Debate: Stiglitz vs. Summers on Secular Stagnation
During the slow recovery after the 2008 financial crisis, Larry Summers, the Director of President Barack Obama's National Economic Council, argued that the US economy was in the grips of "secular stagnation": neither full employment nor strong growth could be achieved under stable financial conditions.
In this BigPicture debate, Joseph E. Stiglitz argues that Summers's theory has been invalidated by the effectiveness of today's fiscal stimulus policies – and that the Obama administration should have doubled down on them when it had the chance.
Summers responds that Stiglitz has mistakenly framed his theory as a passive justification of the status quo, rather than as a call to arms for precisely the type of intervention Stiglitz himself advocates. Stiglitz counters that the shape and size of the intervention matters as much as the decision to go through with it, and hopes that the right lessons will have been heeded by the next downturn. And Summers offers his final thoughts on the matter, noting that the Obama-era stimulus package did indeed fall within the range Stiglitz had prescribed at the time.
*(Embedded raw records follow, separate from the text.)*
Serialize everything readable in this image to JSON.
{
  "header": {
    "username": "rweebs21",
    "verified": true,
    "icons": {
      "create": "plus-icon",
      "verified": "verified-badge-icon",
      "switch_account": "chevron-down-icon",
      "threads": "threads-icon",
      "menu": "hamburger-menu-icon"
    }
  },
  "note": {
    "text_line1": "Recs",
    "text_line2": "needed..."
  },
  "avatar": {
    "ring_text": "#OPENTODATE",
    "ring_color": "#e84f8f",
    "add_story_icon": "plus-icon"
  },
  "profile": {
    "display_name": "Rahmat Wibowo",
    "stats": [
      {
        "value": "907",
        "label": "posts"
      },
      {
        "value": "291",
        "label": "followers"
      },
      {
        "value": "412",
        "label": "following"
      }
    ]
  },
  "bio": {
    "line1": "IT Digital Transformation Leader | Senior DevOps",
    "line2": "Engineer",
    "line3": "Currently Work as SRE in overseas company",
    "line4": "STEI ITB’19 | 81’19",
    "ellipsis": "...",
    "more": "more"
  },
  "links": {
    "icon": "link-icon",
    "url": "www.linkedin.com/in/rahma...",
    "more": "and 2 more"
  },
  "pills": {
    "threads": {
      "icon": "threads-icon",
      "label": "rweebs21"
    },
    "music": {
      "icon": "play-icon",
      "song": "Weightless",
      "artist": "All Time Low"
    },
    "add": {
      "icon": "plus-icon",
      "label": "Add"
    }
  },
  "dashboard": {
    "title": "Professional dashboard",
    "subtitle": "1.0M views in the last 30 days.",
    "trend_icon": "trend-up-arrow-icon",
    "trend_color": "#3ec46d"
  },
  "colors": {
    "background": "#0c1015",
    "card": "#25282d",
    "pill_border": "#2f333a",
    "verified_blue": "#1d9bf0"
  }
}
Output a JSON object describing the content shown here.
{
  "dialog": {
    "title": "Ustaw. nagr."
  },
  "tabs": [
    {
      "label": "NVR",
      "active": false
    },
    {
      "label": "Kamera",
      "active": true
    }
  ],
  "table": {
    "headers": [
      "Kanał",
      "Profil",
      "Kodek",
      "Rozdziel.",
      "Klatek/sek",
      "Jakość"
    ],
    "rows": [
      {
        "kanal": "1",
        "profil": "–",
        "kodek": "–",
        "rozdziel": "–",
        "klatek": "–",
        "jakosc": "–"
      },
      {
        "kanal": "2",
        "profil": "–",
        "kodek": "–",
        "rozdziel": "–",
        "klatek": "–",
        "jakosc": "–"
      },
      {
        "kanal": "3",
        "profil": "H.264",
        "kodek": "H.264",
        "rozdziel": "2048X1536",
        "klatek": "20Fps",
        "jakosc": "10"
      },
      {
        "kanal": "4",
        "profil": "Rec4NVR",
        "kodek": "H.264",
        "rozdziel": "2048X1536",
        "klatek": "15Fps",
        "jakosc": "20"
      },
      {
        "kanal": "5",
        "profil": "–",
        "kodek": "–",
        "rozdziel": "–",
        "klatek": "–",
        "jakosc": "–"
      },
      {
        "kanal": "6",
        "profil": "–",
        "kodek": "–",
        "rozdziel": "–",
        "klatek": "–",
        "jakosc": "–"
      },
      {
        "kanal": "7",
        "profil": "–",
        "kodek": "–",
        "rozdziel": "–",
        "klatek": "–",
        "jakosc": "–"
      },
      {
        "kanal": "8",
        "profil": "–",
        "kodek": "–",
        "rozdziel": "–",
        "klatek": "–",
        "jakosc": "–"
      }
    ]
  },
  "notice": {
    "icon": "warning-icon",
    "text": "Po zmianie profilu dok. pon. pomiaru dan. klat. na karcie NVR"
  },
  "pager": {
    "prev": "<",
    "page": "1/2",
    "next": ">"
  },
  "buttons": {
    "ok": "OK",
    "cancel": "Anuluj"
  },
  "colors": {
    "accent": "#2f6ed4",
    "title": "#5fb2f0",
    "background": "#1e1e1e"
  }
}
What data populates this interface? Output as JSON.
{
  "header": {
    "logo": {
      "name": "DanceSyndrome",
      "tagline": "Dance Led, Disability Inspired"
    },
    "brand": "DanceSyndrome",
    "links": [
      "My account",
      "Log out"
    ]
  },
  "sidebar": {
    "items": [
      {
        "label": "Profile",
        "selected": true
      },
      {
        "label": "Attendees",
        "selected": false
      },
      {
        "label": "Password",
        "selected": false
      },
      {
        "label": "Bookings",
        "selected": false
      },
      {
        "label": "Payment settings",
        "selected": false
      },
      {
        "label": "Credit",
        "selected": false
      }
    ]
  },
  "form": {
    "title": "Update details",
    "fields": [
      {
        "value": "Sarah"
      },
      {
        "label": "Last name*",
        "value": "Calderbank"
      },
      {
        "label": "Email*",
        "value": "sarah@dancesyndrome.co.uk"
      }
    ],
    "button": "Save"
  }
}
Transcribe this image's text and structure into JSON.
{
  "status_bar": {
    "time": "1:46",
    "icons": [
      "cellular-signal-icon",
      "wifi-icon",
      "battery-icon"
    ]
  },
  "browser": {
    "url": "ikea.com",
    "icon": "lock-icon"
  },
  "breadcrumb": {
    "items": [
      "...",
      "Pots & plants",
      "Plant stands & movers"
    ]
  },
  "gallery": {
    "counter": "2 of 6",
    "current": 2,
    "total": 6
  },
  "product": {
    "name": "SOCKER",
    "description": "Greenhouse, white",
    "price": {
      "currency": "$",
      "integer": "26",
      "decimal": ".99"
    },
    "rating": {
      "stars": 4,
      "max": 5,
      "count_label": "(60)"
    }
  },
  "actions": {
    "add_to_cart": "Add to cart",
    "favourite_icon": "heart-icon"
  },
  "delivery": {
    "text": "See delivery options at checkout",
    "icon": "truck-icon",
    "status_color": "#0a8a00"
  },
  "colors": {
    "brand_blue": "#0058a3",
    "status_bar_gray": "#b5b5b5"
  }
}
And in a commentary following the debate, Roger E.A. Farmer weighs in to argue that both Summers and Stiglitz would still need a new economic model to justify a fiscal expansion as the default response to the next recession.